Experts anticipate that the impact from SD-branch could introduce even more disruption than what has been seen with SD-WAN. It’s a good idea for enterprises to evaluate their current SD-WAN solutions and assess what they would like to see in a more advanced SD-branch network.
SD-Branch Benefits: While SD-WAN goes a long way toward improving network management, enterprises can expect even more extensive benefits through SD-branch. It will further improve efficiency for bandwidth use, as well as offer integrated security features and improve the quality of service for applications.
One of the most important benefits that enterprises will see is the centralized management that allows for more effective troubleshooting and completing upgrades for branch locations.
Who Should Consider SD-Branch? Most enterprises won’t be tapping into this technology right away, because they will be reluctant to eliminate major segments of branch hardware. The migration is more likely to occur gradually, as SD-WAN providers slowly begin to add the integrated features to their solutions.
Enterprises with greenfield network projects approaching, or those that are planning a network refresh, may be candidates for implementing SD-branch, but, for most enterprises, there won’t be a motivation to launch SD-branch in the near future. Some enterprises may consider it as an option when setting up a new branch location or upgrading smaller branch networking solutions.

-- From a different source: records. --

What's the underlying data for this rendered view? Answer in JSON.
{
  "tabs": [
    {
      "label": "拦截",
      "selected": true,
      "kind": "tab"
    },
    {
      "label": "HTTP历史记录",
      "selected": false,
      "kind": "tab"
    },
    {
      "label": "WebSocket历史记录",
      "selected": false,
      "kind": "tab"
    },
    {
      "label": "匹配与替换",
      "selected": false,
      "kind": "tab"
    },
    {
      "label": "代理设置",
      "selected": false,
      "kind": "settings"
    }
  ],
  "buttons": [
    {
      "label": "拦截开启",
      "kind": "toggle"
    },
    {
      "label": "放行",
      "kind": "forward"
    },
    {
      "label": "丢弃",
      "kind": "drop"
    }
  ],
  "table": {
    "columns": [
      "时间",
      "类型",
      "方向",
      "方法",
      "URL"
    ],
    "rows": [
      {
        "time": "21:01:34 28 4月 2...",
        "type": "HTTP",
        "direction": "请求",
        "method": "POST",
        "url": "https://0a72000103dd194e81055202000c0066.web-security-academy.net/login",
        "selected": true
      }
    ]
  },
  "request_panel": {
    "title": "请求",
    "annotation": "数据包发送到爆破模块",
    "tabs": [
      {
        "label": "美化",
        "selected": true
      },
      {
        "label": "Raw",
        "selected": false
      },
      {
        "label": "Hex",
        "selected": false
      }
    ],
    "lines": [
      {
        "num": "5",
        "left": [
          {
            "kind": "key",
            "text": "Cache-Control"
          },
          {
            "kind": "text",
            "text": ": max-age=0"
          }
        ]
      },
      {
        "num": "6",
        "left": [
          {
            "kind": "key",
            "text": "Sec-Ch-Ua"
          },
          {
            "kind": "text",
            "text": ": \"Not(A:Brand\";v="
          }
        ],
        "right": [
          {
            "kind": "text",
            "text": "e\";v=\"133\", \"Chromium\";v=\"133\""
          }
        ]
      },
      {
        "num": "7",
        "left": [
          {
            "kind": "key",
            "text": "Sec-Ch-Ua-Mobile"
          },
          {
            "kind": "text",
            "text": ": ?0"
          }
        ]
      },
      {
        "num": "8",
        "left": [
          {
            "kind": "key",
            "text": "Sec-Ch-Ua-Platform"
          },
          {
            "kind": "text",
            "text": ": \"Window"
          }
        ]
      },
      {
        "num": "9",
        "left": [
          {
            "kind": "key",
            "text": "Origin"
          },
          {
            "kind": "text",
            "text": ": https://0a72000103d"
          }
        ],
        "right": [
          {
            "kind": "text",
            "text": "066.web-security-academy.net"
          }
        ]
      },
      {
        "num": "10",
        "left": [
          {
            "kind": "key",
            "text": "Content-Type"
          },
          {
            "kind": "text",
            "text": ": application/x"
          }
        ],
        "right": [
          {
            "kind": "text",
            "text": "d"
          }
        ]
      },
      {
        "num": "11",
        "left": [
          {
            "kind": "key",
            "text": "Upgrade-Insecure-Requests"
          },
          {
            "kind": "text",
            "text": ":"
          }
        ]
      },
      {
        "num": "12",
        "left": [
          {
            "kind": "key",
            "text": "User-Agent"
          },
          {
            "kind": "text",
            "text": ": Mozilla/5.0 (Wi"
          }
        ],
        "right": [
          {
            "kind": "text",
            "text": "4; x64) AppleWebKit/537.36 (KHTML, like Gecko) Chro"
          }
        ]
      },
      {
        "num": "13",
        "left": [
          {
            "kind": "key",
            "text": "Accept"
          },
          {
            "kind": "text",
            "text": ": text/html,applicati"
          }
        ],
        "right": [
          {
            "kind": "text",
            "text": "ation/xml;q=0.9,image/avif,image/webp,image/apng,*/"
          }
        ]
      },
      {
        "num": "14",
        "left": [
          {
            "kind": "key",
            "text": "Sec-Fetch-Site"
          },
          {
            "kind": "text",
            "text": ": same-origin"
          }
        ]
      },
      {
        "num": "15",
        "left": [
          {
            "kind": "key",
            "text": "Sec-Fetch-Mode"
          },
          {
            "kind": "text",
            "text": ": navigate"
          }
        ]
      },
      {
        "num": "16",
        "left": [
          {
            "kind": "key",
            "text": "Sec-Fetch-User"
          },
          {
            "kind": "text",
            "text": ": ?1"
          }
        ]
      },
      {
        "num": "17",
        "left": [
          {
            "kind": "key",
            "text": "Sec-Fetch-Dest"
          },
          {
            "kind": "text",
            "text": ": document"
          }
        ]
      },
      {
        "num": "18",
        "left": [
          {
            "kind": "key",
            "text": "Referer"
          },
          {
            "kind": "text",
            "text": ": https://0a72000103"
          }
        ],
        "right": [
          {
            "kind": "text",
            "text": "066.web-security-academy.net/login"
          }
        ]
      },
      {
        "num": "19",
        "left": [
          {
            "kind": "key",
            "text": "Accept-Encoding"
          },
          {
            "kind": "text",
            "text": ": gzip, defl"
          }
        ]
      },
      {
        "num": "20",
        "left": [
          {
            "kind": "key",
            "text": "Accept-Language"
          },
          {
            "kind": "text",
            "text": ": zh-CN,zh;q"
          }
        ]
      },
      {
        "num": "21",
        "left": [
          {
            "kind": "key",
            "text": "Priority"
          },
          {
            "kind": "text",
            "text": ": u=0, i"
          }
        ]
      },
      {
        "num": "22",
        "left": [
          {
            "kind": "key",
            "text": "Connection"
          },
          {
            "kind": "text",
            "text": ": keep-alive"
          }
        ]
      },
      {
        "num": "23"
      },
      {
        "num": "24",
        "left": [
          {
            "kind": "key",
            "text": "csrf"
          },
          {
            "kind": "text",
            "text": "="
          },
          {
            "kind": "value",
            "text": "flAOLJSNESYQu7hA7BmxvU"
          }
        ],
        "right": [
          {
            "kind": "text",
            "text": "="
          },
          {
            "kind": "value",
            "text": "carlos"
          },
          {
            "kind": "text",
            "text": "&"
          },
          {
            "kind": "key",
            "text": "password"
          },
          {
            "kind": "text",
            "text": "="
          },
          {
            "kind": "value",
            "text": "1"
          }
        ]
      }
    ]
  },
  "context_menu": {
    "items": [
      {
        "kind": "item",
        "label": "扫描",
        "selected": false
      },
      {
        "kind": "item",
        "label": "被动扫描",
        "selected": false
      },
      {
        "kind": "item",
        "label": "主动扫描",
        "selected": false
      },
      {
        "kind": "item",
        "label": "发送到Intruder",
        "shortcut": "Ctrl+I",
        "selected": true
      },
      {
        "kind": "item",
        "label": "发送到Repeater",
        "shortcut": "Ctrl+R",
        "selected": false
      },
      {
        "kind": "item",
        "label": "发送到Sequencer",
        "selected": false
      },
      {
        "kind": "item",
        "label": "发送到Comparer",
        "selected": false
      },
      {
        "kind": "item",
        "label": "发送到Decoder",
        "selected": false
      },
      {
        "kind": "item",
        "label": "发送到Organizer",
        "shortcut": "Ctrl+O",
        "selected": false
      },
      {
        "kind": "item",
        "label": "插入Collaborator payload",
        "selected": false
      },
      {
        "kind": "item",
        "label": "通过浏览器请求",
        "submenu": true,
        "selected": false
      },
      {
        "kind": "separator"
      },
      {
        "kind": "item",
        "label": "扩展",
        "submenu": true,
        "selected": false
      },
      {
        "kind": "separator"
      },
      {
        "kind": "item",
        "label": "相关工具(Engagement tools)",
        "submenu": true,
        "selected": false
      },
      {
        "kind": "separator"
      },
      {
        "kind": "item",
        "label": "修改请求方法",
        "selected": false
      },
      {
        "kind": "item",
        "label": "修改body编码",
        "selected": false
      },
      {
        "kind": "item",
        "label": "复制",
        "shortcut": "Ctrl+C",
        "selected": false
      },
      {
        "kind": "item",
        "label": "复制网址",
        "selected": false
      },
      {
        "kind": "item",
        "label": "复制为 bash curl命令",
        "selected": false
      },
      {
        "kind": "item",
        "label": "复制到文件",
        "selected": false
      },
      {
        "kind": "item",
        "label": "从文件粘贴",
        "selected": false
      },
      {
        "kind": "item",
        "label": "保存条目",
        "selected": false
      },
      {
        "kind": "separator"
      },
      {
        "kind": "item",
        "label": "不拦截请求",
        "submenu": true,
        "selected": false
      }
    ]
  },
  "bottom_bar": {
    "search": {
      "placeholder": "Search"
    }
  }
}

Is SD-branch a good solution for your networking challenges? If you’re considering a network upgrade, contact us at Truth Comm to discuss initiating an assessment of your networking needs. We can help you determine whether integrating the benefits of SD-branch into your enterprise will help you achieve your technology objectives.